What do you do?
I help clients to realise value from data, and to use data and innovative technologies (including big data, AI, adtech and connected devices) in a legally compliant and ethical way.
I love the intellectual challenge of specialising in a very innovative, commercially driven yet human-centric area of law. Everyone either (intentionally or inadvertently) generates data or wants to use it, so has a vested interest in the application of data laws. My specialist area is therefore rather unique in that it is relevant to almost all sections of society. The regulatory and social landscape insofar as data is concerned is constantly evolving, and I enjoy the scope for creativity and strategic thinking in designing solutions that help clients to achieve their commercial data-related aims, whilst protecting the rights of individuals. That, together with the proliferation of data-driven and data-generating technologies, means there is never a dull moment in my practice!
What’s keeping you busy?
What mentors or other influential figures have helped you get where you are today?
My parents have been my most profound influences, and I wouldn’t be where I am today without their loving support and encouragement. I also feel privileged to work with, and continually learn from, my colleagues (in particular the partners in my team) and peers who take the time to share their invaluable knowledge, experiences and words of wisdom with me.
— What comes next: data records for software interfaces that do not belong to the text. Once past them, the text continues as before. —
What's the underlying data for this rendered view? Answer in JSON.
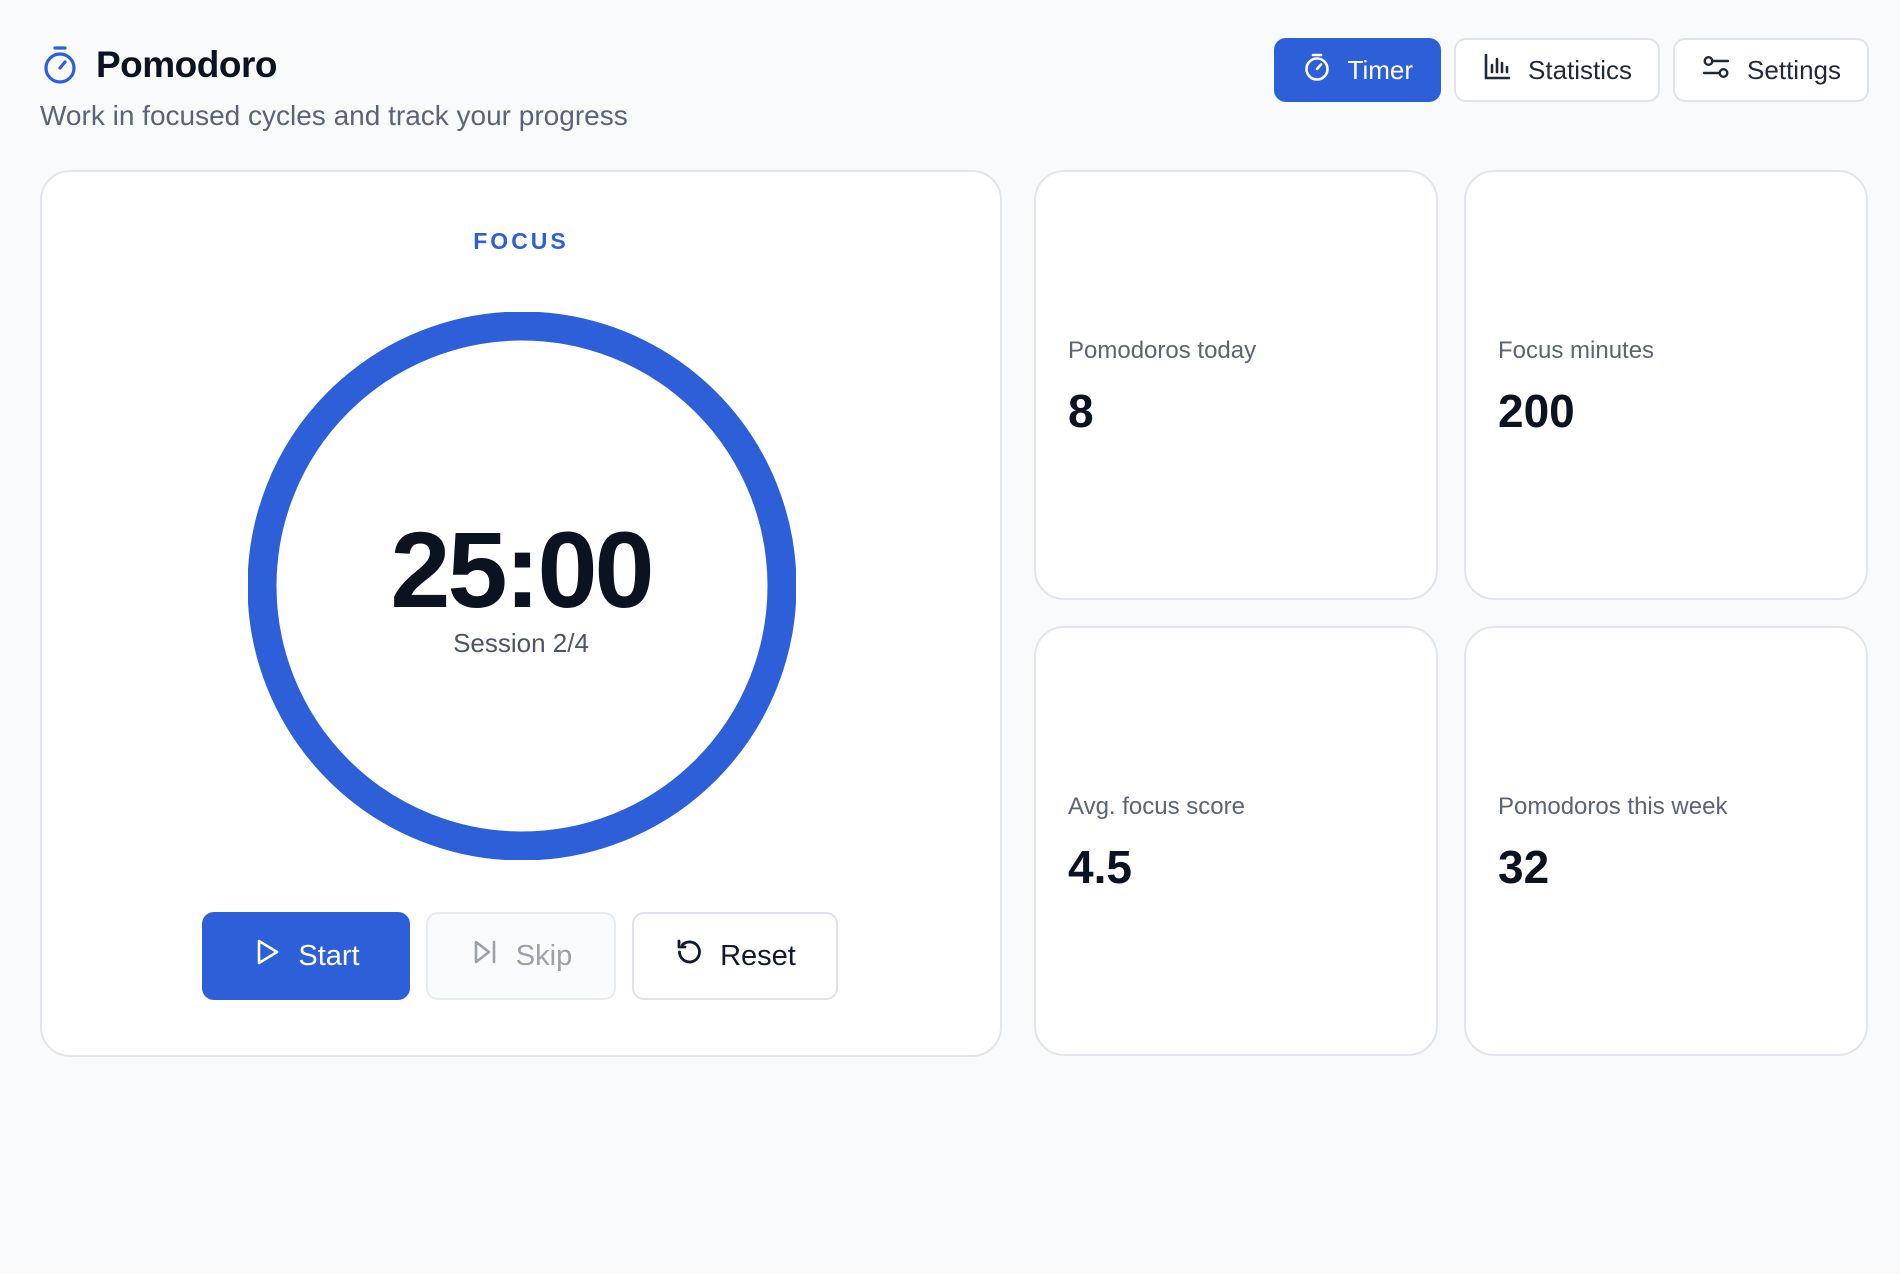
{
  "app": {
    "title": "Pomodoro",
    "subtitle": "Work in focused cycles and track your progress",
    "icon": "stopwatch-icon"
  },
  "nav": {
    "timer": {
      "label": "Timer",
      "icon": "stopwatch-icon",
      "active": true
    },
    "statistics": {
      "label": "Statistics",
      "icon": "bar-chart-icon",
      "active": false
    },
    "settings": {
      "label": "Settings",
      "icon": "sliders-icon",
      "active": false
    }
  },
  "timer": {
    "mode": "FOCUS",
    "time": "25:00",
    "session": "Session 2/4",
    "progress": 1.0
  },
  "controls": {
    "start": {
      "label": "Start",
      "icon": "play-icon"
    },
    "skip": {
      "label": "Skip",
      "icon": "skip-icon",
      "disabled": true
    },
    "reset": {
      "label": "Reset",
      "icon": "reset-icon"
    }
  },
  "stats": {
    "pomodoros_today": {
      "label": "Pomodoros today",
      "value": "8"
    },
    "focus_minutes": {
      "label": "Focus minutes",
      "value": "200"
    },
    "avg_focus_score": {
      "label": "Avg. focus score",
      "value": "4.5"
    },
    "pomodoros_week": {
      "label": "Pomodoros this week",
      "value": "32"
    }
  },
  "colors": {
    "accent": "#2d5fd8",
    "background": "#f9fafc",
    "card_border": "#e2e6ec",
    "text_primary": "#0b1220",
    "text_secondary": "#5b6474"
  }
}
If you could change one data-related law, how and why would you change it?
A good few years ago we were promised a refresh of ePrivacy law in light of the GDPR and technological advancements, so this is now long overdue an update!
How has covid-19 affected what you do?
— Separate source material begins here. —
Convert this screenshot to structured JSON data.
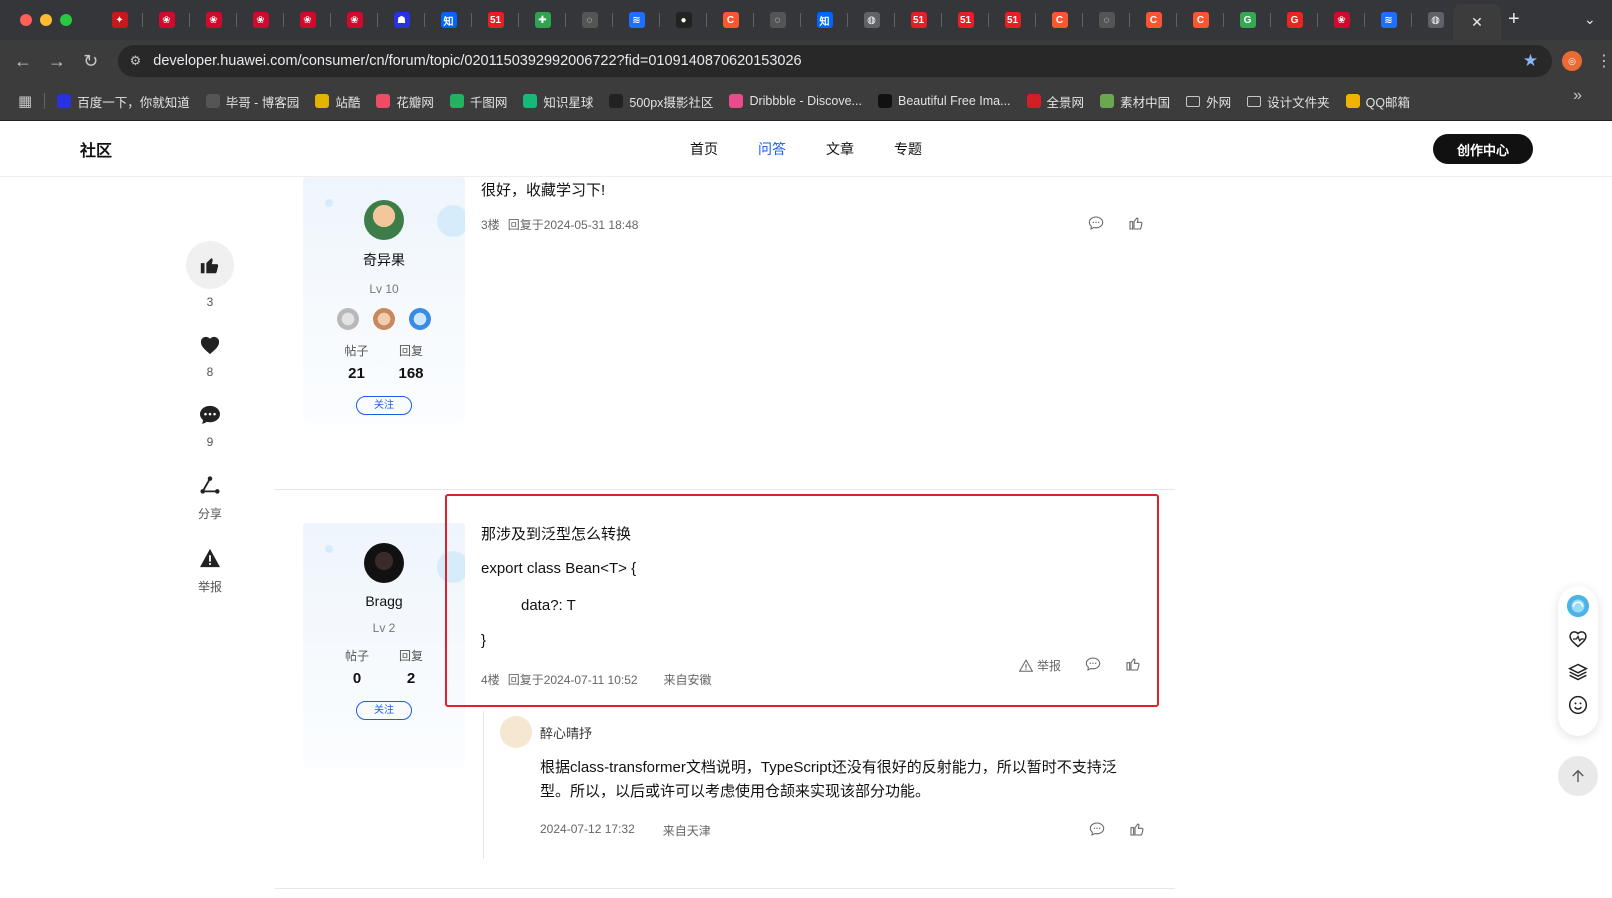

Well, for one thing work has been incredibly busy over the past year. The type of work that I do has not really been affected by the pandemic, although in addition to the usual data and tech-related matters we have been advising clients on how they could use employee data to enable a safe return to the workplace in the context of Covid-19.
What’s the next big thing – what data opportunities are companies now looking at?
Companies are increasingly looking to differentiate themselves from competitors by emphasising the ethical nature of their data use, and the privacy by design features in the way that they collect and use data. They are also becoming more attuned to the interplay between data protection and competition law. Otherwise I expect that the focus on personalisation of products and services, digitisation, and use of ‘smart’ technologies (fuelled by AI and connected devices) will remain for some time still.
What’s keeping companies worried at the moment – what are some key data risks?
The uncertainty created by the Schrems II judgment currently presents one of the most common data risks for companies, as does the sharpening regulatory focus on adtech.
What do you do to relax?
I find dining with friends, getting stuck into fun arts and crafts projects, and chuckling away at good sitcoms to be great ways to unwind!